MATERIALS PROVIDED>
::::::::

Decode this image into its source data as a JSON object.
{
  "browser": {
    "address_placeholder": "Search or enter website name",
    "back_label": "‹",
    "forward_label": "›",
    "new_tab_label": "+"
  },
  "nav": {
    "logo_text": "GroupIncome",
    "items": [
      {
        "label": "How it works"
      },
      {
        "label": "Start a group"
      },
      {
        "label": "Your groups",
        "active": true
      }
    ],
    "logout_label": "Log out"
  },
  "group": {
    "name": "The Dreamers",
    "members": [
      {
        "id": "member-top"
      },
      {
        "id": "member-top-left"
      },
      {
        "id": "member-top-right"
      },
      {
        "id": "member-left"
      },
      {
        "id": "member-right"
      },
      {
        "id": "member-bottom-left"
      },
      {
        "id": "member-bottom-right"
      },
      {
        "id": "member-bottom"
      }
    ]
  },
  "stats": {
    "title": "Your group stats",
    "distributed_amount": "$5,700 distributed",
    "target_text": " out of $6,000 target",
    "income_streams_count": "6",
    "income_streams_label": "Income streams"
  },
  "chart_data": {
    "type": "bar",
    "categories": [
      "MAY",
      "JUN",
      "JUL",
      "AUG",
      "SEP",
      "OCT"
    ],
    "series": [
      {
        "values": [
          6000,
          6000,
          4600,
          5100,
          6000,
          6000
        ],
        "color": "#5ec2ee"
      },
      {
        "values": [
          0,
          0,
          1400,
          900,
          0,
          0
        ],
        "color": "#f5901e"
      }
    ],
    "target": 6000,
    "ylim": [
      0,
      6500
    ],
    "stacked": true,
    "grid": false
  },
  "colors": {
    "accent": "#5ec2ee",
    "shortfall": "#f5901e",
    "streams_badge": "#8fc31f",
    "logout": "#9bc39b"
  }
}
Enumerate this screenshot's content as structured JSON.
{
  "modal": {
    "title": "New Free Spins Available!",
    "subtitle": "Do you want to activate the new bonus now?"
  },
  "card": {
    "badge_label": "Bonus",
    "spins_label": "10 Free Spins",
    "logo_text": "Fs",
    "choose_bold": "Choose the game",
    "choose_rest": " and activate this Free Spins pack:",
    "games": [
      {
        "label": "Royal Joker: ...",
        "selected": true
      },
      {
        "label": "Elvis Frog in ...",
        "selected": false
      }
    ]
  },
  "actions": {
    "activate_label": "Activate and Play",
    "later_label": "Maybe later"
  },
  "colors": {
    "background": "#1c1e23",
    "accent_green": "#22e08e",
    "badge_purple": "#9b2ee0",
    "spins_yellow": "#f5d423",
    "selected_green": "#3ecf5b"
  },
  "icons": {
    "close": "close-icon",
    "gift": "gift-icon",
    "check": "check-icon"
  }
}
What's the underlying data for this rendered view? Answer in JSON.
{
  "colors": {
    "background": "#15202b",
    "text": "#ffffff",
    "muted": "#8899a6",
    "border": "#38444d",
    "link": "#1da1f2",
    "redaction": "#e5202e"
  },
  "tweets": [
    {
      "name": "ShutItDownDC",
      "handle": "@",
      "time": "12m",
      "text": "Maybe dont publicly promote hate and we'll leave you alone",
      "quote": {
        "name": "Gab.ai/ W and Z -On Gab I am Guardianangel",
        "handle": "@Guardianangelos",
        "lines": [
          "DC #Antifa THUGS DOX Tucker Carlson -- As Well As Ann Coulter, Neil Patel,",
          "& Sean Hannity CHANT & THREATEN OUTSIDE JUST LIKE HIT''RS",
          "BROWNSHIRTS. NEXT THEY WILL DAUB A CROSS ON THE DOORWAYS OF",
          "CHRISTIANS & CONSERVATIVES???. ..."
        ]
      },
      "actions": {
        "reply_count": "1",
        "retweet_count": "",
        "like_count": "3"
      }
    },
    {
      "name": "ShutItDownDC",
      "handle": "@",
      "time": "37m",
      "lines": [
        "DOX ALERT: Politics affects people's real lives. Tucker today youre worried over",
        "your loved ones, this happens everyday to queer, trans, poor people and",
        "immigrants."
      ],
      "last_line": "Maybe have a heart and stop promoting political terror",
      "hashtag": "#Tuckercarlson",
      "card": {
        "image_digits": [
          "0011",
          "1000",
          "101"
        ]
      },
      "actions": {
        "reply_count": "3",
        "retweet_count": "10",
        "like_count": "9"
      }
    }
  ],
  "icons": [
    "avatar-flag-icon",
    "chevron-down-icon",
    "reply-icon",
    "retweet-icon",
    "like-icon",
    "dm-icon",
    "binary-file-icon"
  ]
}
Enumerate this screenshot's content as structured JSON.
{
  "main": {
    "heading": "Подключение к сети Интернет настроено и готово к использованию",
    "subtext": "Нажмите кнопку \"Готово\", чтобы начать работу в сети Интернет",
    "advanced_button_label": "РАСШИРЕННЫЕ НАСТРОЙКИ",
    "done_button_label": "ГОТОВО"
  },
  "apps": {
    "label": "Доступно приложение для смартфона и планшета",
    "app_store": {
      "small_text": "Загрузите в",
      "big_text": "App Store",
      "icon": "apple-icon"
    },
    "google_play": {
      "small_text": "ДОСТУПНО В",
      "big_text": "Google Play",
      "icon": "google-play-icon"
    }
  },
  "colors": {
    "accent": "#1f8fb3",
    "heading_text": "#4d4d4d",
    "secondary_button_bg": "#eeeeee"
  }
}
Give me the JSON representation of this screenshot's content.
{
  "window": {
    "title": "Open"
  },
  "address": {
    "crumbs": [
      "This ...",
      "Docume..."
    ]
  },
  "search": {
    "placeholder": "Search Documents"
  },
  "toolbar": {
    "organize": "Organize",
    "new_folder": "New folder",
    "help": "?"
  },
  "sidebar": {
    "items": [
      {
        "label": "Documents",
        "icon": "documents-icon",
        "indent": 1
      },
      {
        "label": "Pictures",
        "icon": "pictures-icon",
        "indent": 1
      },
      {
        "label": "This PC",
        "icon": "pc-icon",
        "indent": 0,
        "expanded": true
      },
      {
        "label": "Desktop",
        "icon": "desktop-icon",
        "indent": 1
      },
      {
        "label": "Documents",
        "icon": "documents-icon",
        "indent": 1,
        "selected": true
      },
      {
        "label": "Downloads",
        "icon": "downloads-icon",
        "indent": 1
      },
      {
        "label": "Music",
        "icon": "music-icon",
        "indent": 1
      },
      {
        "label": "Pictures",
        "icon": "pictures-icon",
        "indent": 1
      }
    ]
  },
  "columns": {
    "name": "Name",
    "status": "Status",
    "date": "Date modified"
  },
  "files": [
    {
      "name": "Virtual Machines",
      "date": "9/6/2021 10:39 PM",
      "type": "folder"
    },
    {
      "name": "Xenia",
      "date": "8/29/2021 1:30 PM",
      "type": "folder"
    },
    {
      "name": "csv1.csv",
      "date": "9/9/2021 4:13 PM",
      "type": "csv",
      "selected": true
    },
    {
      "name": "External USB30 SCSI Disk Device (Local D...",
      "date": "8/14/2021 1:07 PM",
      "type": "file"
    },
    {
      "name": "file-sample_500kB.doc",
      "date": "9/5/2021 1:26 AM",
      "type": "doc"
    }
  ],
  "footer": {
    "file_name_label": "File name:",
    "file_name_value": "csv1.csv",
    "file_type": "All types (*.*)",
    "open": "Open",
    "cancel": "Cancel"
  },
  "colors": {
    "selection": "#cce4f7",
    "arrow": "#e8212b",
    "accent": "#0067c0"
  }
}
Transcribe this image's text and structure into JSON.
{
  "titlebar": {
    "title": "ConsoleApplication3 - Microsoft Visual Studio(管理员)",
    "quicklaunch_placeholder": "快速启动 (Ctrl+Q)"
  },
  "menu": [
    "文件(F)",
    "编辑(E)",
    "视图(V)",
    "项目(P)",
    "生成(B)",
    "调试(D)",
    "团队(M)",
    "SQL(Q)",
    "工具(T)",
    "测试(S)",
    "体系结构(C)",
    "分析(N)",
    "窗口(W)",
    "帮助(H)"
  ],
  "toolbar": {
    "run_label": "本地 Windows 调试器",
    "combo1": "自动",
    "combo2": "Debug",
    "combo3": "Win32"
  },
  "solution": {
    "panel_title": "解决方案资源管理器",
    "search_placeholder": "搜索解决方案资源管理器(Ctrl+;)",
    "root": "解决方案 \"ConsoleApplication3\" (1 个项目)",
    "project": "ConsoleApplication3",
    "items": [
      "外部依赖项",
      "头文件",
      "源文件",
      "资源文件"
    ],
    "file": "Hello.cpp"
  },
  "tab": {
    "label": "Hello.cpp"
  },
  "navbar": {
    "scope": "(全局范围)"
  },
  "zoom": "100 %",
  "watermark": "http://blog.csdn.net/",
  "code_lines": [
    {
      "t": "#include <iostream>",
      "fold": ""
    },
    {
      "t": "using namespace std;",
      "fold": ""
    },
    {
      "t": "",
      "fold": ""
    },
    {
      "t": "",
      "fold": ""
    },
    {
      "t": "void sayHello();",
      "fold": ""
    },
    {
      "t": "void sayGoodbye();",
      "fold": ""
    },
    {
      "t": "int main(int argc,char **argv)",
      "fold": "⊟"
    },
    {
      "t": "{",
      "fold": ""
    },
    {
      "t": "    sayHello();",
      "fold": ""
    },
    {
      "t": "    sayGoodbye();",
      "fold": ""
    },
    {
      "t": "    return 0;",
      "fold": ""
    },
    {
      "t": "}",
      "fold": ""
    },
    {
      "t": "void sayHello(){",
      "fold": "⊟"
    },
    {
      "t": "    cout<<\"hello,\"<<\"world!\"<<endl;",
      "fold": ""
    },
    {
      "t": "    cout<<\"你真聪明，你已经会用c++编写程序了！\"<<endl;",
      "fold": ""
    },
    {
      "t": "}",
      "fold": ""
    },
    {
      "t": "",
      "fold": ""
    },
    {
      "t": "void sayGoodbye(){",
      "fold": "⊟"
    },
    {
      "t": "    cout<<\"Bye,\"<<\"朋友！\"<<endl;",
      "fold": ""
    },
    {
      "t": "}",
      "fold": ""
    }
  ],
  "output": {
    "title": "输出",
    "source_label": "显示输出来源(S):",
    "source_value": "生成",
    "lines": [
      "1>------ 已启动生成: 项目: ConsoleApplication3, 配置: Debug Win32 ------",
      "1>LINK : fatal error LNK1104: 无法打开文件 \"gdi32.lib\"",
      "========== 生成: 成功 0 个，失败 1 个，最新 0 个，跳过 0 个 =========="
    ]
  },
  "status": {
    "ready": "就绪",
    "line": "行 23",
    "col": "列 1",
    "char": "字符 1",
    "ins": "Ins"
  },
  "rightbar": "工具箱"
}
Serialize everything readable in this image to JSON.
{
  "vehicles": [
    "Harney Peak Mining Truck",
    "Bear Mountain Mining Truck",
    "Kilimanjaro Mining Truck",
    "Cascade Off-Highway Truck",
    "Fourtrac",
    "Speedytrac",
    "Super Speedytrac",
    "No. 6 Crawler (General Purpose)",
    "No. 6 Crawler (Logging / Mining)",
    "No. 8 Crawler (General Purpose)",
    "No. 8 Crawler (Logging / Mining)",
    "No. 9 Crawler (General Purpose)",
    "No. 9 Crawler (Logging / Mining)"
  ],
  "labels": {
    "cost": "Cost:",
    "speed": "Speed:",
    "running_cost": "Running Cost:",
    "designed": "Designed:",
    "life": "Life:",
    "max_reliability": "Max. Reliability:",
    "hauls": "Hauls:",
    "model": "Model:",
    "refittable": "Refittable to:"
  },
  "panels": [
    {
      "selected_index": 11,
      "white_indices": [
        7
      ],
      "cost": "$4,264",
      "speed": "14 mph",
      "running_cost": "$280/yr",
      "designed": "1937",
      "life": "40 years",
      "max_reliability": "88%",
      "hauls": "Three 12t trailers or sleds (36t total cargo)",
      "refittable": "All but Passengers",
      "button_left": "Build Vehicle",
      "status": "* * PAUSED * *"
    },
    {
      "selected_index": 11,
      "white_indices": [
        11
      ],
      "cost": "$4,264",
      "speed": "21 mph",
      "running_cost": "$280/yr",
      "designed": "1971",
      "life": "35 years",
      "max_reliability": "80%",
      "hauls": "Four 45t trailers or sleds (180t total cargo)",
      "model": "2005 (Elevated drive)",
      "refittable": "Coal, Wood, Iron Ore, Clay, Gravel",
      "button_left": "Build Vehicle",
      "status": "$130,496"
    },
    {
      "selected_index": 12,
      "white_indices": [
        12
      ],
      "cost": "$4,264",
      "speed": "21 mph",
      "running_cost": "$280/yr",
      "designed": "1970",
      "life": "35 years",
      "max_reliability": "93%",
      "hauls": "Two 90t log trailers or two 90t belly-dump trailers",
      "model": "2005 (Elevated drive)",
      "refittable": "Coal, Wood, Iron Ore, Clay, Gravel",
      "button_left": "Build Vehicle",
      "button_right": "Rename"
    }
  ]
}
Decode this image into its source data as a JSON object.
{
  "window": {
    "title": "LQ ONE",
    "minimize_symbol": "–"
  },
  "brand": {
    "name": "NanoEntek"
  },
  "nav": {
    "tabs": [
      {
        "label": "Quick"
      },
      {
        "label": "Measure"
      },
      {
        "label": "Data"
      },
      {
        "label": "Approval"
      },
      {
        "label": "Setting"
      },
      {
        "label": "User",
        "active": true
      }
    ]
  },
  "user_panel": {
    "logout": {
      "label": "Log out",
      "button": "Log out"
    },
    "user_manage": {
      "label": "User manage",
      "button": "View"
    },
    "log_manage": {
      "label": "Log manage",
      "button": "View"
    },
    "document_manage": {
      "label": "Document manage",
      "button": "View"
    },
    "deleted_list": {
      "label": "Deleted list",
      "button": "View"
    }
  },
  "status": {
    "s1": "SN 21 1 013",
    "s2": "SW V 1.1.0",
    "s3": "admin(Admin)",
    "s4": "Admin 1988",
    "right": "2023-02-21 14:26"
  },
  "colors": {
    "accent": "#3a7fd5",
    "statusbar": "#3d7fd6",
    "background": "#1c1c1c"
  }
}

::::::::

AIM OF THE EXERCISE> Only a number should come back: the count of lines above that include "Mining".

OUTPUT FOR THIS EXERCISE> 6